What the task asks
Would you set down the complete data below, exactly as shown?

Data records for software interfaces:
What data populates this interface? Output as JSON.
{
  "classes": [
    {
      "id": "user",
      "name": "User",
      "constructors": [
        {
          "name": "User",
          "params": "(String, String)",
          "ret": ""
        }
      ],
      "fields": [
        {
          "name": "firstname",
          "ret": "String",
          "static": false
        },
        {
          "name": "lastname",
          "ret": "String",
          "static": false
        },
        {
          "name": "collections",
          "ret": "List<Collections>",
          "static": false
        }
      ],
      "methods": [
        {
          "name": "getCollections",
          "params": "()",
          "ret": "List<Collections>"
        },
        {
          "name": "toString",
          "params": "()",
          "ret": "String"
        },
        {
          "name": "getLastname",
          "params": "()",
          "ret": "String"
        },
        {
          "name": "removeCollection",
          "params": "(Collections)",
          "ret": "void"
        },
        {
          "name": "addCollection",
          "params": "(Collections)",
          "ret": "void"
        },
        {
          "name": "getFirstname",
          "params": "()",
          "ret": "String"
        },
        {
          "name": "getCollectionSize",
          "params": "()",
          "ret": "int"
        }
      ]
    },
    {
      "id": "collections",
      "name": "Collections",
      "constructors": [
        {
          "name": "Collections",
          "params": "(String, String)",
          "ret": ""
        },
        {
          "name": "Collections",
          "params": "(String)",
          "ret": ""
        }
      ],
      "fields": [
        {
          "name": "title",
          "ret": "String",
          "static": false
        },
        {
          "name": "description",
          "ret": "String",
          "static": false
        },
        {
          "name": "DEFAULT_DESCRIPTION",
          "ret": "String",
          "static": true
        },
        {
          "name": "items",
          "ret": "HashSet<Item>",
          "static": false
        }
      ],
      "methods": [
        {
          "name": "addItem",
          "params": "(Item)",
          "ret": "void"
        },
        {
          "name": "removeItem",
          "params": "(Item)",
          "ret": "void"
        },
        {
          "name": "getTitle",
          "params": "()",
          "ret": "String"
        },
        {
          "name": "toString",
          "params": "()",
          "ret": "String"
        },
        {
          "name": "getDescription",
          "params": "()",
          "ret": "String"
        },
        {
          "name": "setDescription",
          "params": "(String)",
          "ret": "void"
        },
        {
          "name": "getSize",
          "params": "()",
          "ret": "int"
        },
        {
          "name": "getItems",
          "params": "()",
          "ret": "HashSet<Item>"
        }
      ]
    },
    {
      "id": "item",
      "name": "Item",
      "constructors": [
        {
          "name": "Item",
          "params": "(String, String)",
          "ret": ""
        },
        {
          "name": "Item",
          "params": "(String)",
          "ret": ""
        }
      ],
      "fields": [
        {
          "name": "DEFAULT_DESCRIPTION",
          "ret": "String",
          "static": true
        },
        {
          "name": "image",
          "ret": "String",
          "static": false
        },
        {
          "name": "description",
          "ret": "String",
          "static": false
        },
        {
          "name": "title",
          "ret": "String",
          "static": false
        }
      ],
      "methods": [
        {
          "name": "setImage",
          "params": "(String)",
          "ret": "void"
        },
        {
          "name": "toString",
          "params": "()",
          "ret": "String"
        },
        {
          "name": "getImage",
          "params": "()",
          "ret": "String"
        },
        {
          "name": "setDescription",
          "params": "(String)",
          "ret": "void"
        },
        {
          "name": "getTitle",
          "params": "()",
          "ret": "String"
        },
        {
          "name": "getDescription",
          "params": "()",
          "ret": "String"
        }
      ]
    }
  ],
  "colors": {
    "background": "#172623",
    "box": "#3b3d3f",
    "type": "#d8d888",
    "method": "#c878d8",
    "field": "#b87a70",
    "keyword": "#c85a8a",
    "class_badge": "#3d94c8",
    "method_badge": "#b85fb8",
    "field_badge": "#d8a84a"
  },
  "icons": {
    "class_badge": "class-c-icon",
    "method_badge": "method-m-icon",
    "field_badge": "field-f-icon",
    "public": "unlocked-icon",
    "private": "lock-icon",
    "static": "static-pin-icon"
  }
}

Result below
What data populates this interface? Output as JSON.
{
  "classes": [
    {
      "id": "user",
      "name": "User",
      "constructors": [
        {
          "name": "User",
          "params": "(String, String)",
          "ret": ""
        }
      ],
      "fields": [
        {
          "name": "firstname",
          "ret": "String",
          "static": false
        },
        {
          "name": "lastname",
          "ret": "String",
          "static": false
        },
        {
          "name": "collections",
          "ret": "List<Collections>",
          "static": false
        }
      ],
      "methods": [
        {
          "name": "getCollections",
          "params": "()",
          "ret": "List<Collections>"
        },
        {
          "name": "toString",
          "params": "()",
          "ret": "String"
        },
        {
          "name": "getLastname",
          "params": "()",
          "ret": "String"
        },
        {
          "name": "removeCollection",
          "params": "(Collections)",
          "ret": "void"
        },
        {
          "name": "addCollection",
          "params": "(Collections)",
          "ret": "void"
        },
        {
          "name": "getFirstname",
          "params": "()",
          "ret": "String"
        },
        {
          "name": "getCollectionSize",
          "params": "()",
          "ret": "int"
        }
      ]
    },
    {
      "id": "collections",
      "name": "Collections",
      "constructors": [
        {
          "name": "Collections",
          "params": "(String, String)",
          "ret": ""
        },
        {
          "name": "Collections",
          "params": "(String)",
          "ret": ""
        }
      ],
      "fields": [
        {
          "name": "title",
          "ret": "String",
          "static": false
        },
        {
          "name": "description",
          "ret": "String",
          "static": false
        },
        {
          "name": "DEFAULT_DESCRIPTION",
          "ret": "String",
          "static": true
        },
        {
          "name": "items",
          "ret": "HashSet<Item>",
          "static": false
        }
      ],
      "methods": [
        {
          "name": "addItem",
          "params": "(Item)",
          "ret": "void"
        },
        {
          "name": "removeItem",
          "params": "(Item)",
          "ret": "void"
        },
        {
          "name": "getTitle",
          "params": "()",
          "ret": "String"
        },
        {
          "name": "toString",
          "params": "()",
          "ret": "String"
        },
        {
          "name": "getDescription",
          "params": "()",
          "ret": "String"
        },
        {
          "name": "setDescription",
          "params": "(String)",
          "ret": "void"
        },
        {
          "name": "getSize",
          "params": "()",
          "ret": "int"
        },
        {
          "name": "getItems",
          "params": "()",
          "ret": "HashSet<Item>"
        }
      ]
    },
    {
      "id": "item",
      "name": "Item",
      "constructors": [
        {
          "name": "Item",
          "params": "(String, String)",
          "ret": ""
        },
        {
          "name": "Item",
          "params": "(String)",
          "ret": ""
        }
      ],
      "fields": [
        {
          "name": "DEFAULT_DESCRIPTION",
          "ret": "String",
          "static": true
        },
        {
          "name": "image",
          "ret": "String",
          "static": false
        },
        {
          "name": "description",
          "ret": "String",
          "static": false
        },
        {
          "name": "title",
          "ret": "String",
          "static": false
        }
      ],
      "methods": [
        {
          "name": "setImage",
          "params": "(String)",
          "ret": "void"
        },
        {
          "name": "toString",
          "params": "()",
          "ret": "String"
        },
        {
          "name": "getImage",
          "params": "()",
          "ret": "String"
        },
        {
          "name": "setDescription",
          "params": "(String)",
          "ret": "void"
        },
        {
          "name": "getTitle",
          "params": "()",
          "ret": "String"
        },
        {
          "name": "getDescription",
          "params": "()",
          "ret": "String"
        }
      ]
    }
  ],
  "colors": {
    "background": "#172623",
    "box": "#3b3d3f",
    "type": "#d8d888",
    "method": "#c878d8",
    "field": "#b87a70",
    "keyword": "#c85a8a",
    "class_badge": "#3d94c8",
    "method_badge": "#b85fb8",
    "field_badge": "#d8a84a"
  },
  "icons": {
    "class_badge": "class-c-icon",
    "method_badge": "method-m-icon",
    "field_badge": "field-f-icon",
    "public": "unlocked-icon",
    "private": "lock-icon",
    "static": "static-pin-icon"
  }
}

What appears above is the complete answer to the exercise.